The worst thing we can do is approach our birds when we are nervous or in bad emotional conditions. "Domestic" birds are very sensitive and know how to capture how we feel when we approach them. Your parrot will perceive your mood and this will result in fear and anxiety. Your parrot does not have much time to think, reflect and act, it will probably respond with a quick "bite."
Another reason that can lead your parrot to bite a lot is because with this attitude you get what you want and are trying draw attention. The behavior of itching is increasingly reinforced so that we serve you. If your parrot has already learned this dynamic, ignore it every time it bites and pay attention only when it behaves well. Remember that although we ignore him when he bites us, we should not isolate him, it is a social animal that asks us for our affection so we must interact regularly with him: pay attention even if he is not requesting it. Soon, he will stop itching because he will know that he does not get any reaction from us. When it bites, say no firmly but without being aggressive, and when it bites without pressing or behave well, reward it or caress it.

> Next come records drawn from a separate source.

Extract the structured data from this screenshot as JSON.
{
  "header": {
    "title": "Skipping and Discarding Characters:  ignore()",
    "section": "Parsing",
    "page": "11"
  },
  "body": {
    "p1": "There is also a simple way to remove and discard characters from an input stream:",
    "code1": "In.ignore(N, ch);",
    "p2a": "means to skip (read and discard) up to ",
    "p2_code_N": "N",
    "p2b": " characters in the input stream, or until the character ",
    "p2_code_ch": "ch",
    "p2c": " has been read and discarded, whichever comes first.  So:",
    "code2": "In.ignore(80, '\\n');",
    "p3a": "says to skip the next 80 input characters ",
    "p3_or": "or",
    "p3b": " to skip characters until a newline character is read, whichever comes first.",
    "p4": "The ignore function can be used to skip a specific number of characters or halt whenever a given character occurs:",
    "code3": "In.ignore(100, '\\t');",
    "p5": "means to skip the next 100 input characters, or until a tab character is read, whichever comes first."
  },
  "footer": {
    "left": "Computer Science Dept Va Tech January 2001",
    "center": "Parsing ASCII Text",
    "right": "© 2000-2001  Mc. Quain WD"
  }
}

Your parrot may be exhausted, irritated or cranky. A bird can bite when it is tired and stressed. Rest is one of the keys to the good mood of birds. They need at least 12 hours of calm and unchanged darkness to completely relax.

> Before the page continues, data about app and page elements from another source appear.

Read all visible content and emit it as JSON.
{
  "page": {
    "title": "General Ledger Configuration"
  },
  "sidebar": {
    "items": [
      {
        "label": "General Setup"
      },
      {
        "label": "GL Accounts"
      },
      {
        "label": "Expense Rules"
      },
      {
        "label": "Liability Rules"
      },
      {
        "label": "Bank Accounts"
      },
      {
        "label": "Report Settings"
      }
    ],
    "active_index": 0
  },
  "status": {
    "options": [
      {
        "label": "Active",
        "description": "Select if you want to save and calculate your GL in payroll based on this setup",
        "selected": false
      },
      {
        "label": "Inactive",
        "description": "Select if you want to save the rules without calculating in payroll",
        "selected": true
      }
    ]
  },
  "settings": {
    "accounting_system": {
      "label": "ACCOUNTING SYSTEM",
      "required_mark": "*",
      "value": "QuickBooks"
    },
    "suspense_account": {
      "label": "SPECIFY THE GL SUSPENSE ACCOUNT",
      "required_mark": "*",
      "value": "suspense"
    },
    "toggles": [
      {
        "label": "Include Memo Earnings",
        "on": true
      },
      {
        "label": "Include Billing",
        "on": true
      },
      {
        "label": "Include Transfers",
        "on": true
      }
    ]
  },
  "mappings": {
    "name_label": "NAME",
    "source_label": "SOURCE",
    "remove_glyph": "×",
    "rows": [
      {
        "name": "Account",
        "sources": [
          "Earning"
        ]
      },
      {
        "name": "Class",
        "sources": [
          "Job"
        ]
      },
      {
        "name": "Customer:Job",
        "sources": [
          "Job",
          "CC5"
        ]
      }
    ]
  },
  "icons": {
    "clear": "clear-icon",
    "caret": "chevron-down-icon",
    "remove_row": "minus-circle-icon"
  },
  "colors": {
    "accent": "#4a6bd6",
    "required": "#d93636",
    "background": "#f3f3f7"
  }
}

The hormones are directly related to pecks. If you have a parrot in full youth and development stage, it is very likely to sting more than normal. As a teenager, human, the hormones of your parrot are revolutionized, and these are expressed through exploration and play. Your bird could behave more actively and altered. He could even become obsessed with some parts of his body, such as his beak, and try to chop everything to measure his own strength.
This situation is also foreseen. during the breeding seasonDo not put your hand inside your cage or take special care and take measures to protect yourself. At this time the hormones are also disturbed so it could tend to itch more frequently.

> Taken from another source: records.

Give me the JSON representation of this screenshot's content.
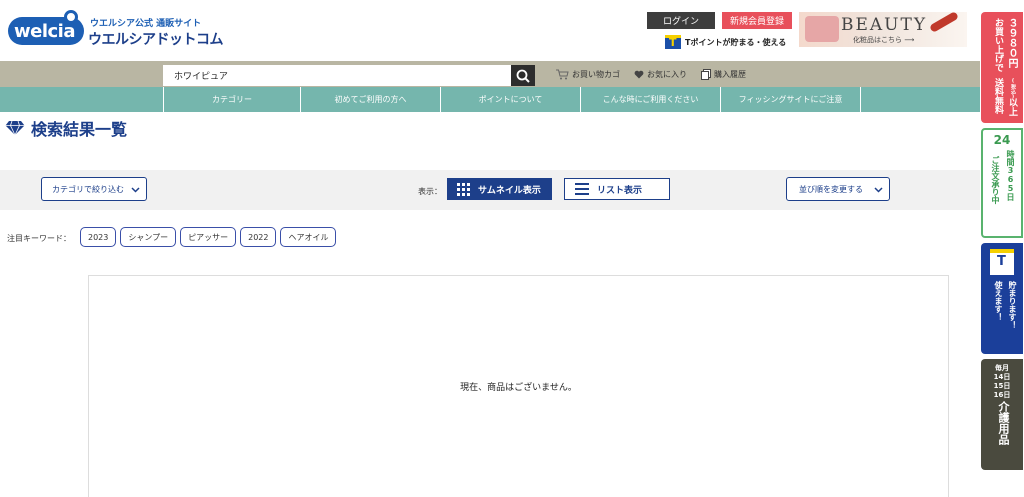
{
  "header": {
    "logo_text": "welcia",
    "logo_sub": "ウエルシア公式 通販サイト",
    "logo_main": "ウエルシアドットコム",
    "login_label": "ログイン",
    "register_label": "新規会員登録",
    "tpoint_text": "Tポイントが貯まる・使える",
    "beauty_title": "BEAUTY",
    "beauty_sub": "化粧品はこちら ⟶"
  },
  "search": {
    "value": "ホワイピュア"
  },
  "header_links": {
    "cart": "お買い物カゴ",
    "favorites": "お気に入り",
    "history": "購入履歴"
  },
  "nav": {
    "items": [
      {
        "label": "カテゴリー"
      },
      {
        "label": "初めてご利用の方へ"
      },
      {
        "label": "ポイントについて"
      },
      {
        "label": "こんな時にご利用ください"
      },
      {
        "label": "フィッシングサイトにご注意"
      }
    ]
  },
  "page": {
    "title": "検索結果一覧"
  },
  "filters": {
    "category_label": "カテゴリで絞り込む",
    "display_label": "表示：",
    "thumbnail_label": "サムネイル表示",
    "list_label": "リスト表示",
    "sort_label": "並び順を変更する"
  },
  "keywords": {
    "label": "注目キーワード：",
    "tags": [
      "2023",
      "シャンプー",
      "ピアッサー",
      "2022",
      "ヘアオイル"
    ]
  },
  "results": {
    "empty_message": "現在、商品はございません。"
  },
  "side": {
    "shipping": {
      "line1": "３９８０円",
      "tax": "(税込)",
      "line2": "以上",
      "line3": "お買い上げで",
      "line4": "送料無料"
    },
    "hours": {
      "num": "24",
      "line1": "時間365日",
      "line2": "ご注文承り中"
    },
    "tpoint": {
      "line1": "貯まります！",
      "line2": "使えます！"
    },
    "care": {
      "line1": "毎月",
      "line2": "14日",
      "line3": "15日",
      "line4": "16日",
      "line5": "介護用品"
    }
  },
  "colors": {
    "brand_blue": "#1d3f8a",
    "nav_teal": "#75b6ad",
    "search_bar": "#b9b6a3",
    "accent_red": "#e8505b"
  }
}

Some tips for your parrot not to bite so much
If you keep asking yourself what to do if your parrot itches you a lotHere are some tips to keep in mind to guide their behavior:
- The healthiest thing you can do as a human partner of your parrot (both for him and for you) is to educate yourself and inform yourself about the personal>
If you want to read more articles similar to My parrot itches a lot, what do I do?, we recommend that you enter our Behavior Problems section.
Make him feel comfortable
The first thing you should do to reach the goal of your parrot talking, ismake him feel good in his new environment. How to get it? With several very simple steps.
- Get a wide cage. Remember, you want this bird to be your friend, not your prisoner. In a large environment where you can move with limited freedom, the animal will feel more comfortable and help you achieve your goal faster>
- Create in him a routine of words. What does this mean? When you or a member of your family pass in front of him, say> You can also tell him the same things when you put water or food on him, such as "Is that fruit delicious, is it rich?"
- Do not teach him bad words. The life of your talkative parrot will extend over the age of eighty, so it is very likely that it will survive you. Think that whatever is funny to you, such as your animal insulting the one who passes through the street, is not for the next person to take care of it. When your parrot speaks, he will not know the meaning of the words since he will only imitate sounds, and you can't make him forget something he has learned.
On the other hand, if you teach words that offend others, it is likely that the animal gets a bad response from someone, and finally end up relating that talking is something that brings problems and therefore, stop doing so. If you want your parrot to speak and not to be a rude man, don't show him anything you would not like me to say to you.
- Reward it. When you start saying your first words, reward it with something to eat or take it out of the cage. Of course, if you choose the second option as a prize, make sure you do it inside the house and that all the doors and windows are>